TASK STATEMENT>
Could you print each of the records below exactly?
◇ ◇ ◇ ◇ ◇
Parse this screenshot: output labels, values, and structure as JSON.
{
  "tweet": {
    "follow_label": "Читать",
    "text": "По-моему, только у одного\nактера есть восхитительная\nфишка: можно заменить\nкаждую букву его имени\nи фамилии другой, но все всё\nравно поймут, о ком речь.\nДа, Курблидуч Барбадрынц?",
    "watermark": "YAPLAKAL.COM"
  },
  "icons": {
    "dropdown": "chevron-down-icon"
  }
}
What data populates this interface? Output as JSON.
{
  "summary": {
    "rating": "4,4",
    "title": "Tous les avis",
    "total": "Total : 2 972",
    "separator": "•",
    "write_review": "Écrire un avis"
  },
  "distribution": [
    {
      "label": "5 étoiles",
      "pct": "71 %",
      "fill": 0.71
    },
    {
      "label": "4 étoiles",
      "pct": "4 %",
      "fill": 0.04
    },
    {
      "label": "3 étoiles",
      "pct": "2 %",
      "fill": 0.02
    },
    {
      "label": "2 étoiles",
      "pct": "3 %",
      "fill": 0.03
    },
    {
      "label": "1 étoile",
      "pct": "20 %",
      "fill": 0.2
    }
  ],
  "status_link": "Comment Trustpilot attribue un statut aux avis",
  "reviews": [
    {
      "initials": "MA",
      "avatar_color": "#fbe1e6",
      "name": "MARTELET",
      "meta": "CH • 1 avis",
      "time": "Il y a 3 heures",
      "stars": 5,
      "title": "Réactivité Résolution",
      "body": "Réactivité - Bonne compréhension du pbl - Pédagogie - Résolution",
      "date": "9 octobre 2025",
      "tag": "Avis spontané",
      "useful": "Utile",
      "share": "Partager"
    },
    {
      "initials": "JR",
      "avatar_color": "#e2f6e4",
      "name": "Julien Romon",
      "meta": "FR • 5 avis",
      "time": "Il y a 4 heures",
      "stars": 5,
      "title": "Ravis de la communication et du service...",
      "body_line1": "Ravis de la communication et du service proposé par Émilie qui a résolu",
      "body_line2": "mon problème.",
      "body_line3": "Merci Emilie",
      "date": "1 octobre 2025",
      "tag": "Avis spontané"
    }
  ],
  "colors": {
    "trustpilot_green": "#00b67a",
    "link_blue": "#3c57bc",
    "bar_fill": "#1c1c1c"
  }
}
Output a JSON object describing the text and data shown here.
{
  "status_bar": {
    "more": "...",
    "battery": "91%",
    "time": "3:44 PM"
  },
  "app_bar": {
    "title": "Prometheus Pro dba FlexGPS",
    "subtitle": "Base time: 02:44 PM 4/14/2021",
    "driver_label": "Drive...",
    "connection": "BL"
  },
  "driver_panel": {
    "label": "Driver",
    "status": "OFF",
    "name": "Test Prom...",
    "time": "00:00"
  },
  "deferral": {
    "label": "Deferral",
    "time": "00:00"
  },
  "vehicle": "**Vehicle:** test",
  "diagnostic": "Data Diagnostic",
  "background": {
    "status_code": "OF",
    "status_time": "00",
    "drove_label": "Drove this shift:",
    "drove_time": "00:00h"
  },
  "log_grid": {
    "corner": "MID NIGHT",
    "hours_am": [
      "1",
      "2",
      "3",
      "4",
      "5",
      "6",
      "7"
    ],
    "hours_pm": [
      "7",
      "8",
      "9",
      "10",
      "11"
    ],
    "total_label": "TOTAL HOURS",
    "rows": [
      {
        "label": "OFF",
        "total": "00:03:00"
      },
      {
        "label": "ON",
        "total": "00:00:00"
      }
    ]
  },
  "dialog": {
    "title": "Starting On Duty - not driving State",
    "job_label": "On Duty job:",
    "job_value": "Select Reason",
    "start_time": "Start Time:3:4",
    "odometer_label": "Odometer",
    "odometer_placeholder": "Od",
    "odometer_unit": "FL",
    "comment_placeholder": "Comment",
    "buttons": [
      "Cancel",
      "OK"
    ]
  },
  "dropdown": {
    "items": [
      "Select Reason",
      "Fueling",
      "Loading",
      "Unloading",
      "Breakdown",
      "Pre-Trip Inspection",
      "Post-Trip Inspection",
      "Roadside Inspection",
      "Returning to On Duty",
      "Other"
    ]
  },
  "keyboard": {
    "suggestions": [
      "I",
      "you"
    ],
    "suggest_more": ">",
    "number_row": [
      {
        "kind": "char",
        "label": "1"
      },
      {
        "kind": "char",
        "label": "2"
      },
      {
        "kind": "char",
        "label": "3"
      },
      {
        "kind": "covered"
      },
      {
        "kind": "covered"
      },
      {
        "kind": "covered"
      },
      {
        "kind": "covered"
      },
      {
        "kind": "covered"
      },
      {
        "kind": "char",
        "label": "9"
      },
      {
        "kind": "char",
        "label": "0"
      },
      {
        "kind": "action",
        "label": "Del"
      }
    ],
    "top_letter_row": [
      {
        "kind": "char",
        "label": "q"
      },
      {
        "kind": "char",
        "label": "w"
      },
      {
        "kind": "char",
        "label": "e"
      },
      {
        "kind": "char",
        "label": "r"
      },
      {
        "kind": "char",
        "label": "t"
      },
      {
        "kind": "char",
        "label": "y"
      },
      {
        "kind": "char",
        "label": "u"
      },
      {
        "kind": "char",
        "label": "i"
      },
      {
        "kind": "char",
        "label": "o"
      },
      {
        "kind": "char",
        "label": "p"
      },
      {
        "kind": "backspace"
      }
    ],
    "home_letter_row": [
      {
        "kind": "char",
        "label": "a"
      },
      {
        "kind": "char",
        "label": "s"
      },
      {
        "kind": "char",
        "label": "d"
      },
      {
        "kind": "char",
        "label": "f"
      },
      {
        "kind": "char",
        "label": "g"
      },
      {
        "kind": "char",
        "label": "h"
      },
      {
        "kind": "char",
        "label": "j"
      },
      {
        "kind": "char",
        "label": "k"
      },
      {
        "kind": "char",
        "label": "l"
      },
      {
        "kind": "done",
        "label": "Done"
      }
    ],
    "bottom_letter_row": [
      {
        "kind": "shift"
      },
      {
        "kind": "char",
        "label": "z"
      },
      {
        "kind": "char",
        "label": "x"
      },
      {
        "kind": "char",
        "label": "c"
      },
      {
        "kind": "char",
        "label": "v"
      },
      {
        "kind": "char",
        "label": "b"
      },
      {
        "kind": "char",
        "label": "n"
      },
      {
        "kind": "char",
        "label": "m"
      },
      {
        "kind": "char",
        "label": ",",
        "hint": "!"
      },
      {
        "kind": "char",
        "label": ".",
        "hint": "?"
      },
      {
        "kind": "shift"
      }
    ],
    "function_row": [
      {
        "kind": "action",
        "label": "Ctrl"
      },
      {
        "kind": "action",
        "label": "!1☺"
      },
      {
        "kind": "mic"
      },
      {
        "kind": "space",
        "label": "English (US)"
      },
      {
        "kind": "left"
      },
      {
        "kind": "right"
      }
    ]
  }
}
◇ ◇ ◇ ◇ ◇
RESPONSE AREA>
Parse this screenshot: output labels, values, and structure as JSON.
{
  "tweet": {
    "follow_label": "Читать",
    "text": "По-моему, только у одного\nактера есть восхитительная\nфишка: можно заменить\nкаждую букву его имени\nи фамилии другой, но все всё\nравно поймут, о ком речь.\nДа, Курблидуч Барбадрынц?",
    "watermark": "YAPLAKAL.COM"
  },
  "icons": {
    "dropdown": "chevron-down-icon"
  }
}
What data populates this interface? Output as JSON.
{
  "summary": {
    "rating": "4,4",
    "title": "Tous les avis",
    "total": "Total : 2 972",
    "separator": "•",
    "write_review": "Écrire un avis"
  },
  "distribution": [
    {
      "label": "5 étoiles",
      "pct": "71 %",
      "fill": 0.71
    },
    {
      "label": "4 étoiles",
      "pct": "4 %",
      "fill": 0.04
    },
    {
      "label": "3 étoiles",
      "pct": "2 %",
      "fill": 0.02
    },
    {
      "label": "2 étoiles",
      "pct": "3 %",
      "fill": 0.03
    },
    {
      "label": "1 étoile",
      "pct": "20 %",
      "fill": 0.2
    }
  ],
  "status_link": "Comment Trustpilot attribue un statut aux avis",
  "reviews": [
    {
      "initials": "MA",
      "avatar_color": "#fbe1e6",
      "name": "MARTELET",
      "meta": "CH • 1 avis",
      "time": "Il y a 3 heures",
      "stars": 5,
      "title": "Réactivité Résolution",
      "body": "Réactivité - Bonne compréhension du pbl - Pédagogie - Résolution",
      "date": "9 octobre 2025",
      "tag": "Avis spontané",
      "useful": "Utile",
      "share": "Partager"
    },
    {
      "initials": "JR",
      "avatar_color": "#e2f6e4",
      "name": "Julien Romon",
      "meta": "FR • 5 avis",
      "time": "Il y a 4 heures",
      "stars": 5,
      "title": "Ravis de la communication et du service...",
      "body_line1": "Ravis de la communication et du service proposé par Émilie qui a résolu",
      "body_line2": "mon problème.",
      "body_line3": "Merci Emilie",
      "date": "1 octobre 2025",
      "tag": "Avis spontané"
    }
  ],
  "colors": {
    "trustpilot_green": "#00b67a",
    "link_blue": "#3c57bc",
    "bar_fill": "#1c1c1c"
  }
}
Output a JSON object describing the text and data shown here.
{
  "status_bar": {
    "more": "...",
    "battery": "91%",
    "time": "3:44 PM"
  },
  "app_bar": {
    "title": "Prometheus Pro dba FlexGPS",
    "subtitle": "Base time: 02:44 PM 4/14/2021",
    "driver_label": "Drive...",
    "connection": "BL"
  },
  "driver_panel": {
    "label": "Driver",
    "status": "OFF",
    "name": "Test Prom...",
    "time": "00:00"
  },
  "deferral": {
    "label": "Deferral",
    "time": "00:00"
  },
  "vehicle": "**Vehicle:** test",
  "diagnostic": "Data Diagnostic",
  "background": {
    "status_code": "OF",
    "status_time": "00",
    "drove_label": "Drove this shift:",
    "drove_time": "00:00h"
  },
  "log_grid": {
    "corner": "MID NIGHT",
    "hours_am": [
      "1",
      "2",
      "3",
      "4",
      "5",
      "6",
      "7"
    ],
    "hours_pm": [
      "7",
      "8",
      "9",
      "10",
      "11"
    ],
    "total_label": "TOTAL HOURS",
    "rows": [
      {
        "label": "OFF",
        "total": "00:03:00"
      },
      {
        "label": "ON",
        "total": "00:00:00"
      }
    ]
  },
  "dialog": {
    "title": "Starting On Duty - not driving State",
    "job_label": "On Duty job:",
    "job_value": "Select Reason",
    "start_time": "Start Time:3:4",
    "odometer_label": "Odometer",
    "odometer_placeholder": "Od",
    "odometer_unit": "FL",
    "comment_placeholder": "Comment",
    "buttons": [
      "Cancel",
      "OK"
    ]
  },
  "dropdown": {
    "items": [
      "Select Reason",
      "Fueling",
      "Loading",
      "Unloading",
      "Breakdown",
      "Pre-Trip Inspection",
      "Post-Trip Inspection",
      "Roadside Inspection",
      "Returning to On Duty",
      "Other"
    ]
  },
  "keyboard": {
    "suggestions": [
      "I",
      "you"
    ],
    "suggest_more": ">",
    "number_row": [
      {
        "kind": "char",
        "label": "1"
      },
      {
        "kind": "char",
        "label": "2"
      },
      {
        "kind": "char",
        "label": "3"
      },
      {
        "kind": "covered"
      },
      {
        "kind": "covered"
      },
      {
        "kind": "covered"
      },
      {
        "kind": "covered"
      },
      {
        "kind": "covered"
      },
      {
        "kind": "char",
        "label": "9"
      },
      {
        "kind": "char",
        "label": "0"
      },
      {
        "kind": "action",
        "label": "Del"
      }
    ],
    "top_letter_row": [
      {
        "kind": "char",
        "label": "q"
      },
      {
        "kind": "char",
        "label": "w"
      },
      {
        "kind": "char",
        "label": "e"
      },
      {
        "kind": "char",
        "label": "r"
      },
      {
        "kind": "char",
        "label": "t"
      },
      {
        "kind": "char",
        "label": "y"
      },
      {
        "kind": "char",
        "label": "u"
      },
      {
        "kind": "char",
        "label": "i"
      },
      {
        "kind": "char",
        "label": "o"
      },
      {
        "kind": "char",
        "label": "p"
      },
      {
        "kind": "backspace"
      }
    ],
    "home_letter_row": [
      {
        "kind": "char",
        "label": "a"
      },
      {
        "kind": "char",
        "label": "s"
      },
      {
        "kind": "char",
        "label": "d"
      },
      {
        "kind": "char",
        "label": "f"
      },
      {
        "kind": "char",
        "label": "g"
      },
      {
        "kind": "char",
        "label": "h"
      },
      {
        "kind": "char",
        "label": "j"
      },
      {
        "kind": "char",
        "label": "k"
      },
      {
        "kind": "char",
        "label": "l"
      },
      {
        "kind": "done",
        "label": "Done"
      }
    ],
    "bottom_letter_row": [
      {
        "kind": "shift"
      },
      {
        "kind": "char",
        "label": "z"
      },
      {
        "kind": "char",
        "label": "x"
      },
      {
        "kind": "char",
        "label": "c"
      },
      {
        "kind": "char",
        "label": "v"
      },
      {
        "kind": "char",
        "label": "b"
      },
      {
        "kind": "char",
        "label": "n"
      },
      {
        "kind": "char",
        "label": "m"
      },
      {
        "kind": "char",
        "label": ",",
        "hint": "!"
      },
      {
        "kind": "char",
        "label": ".",
        "hint": "?"
      },
      {
        "kind": "shift"
      }
    ],
    "function_row": [
      {
        "kind": "action",
        "label": "Ctrl"
      },
      {
        "kind": "action",
        "label": "!1☺"
      },
      {
        "kind": "mic"
      },
      {
        "kind": "space",
        "label": "English (US)"
      },
      {
        "kind": "left"
      },
      {
        "kind": "right"
      }
    ]
  }
}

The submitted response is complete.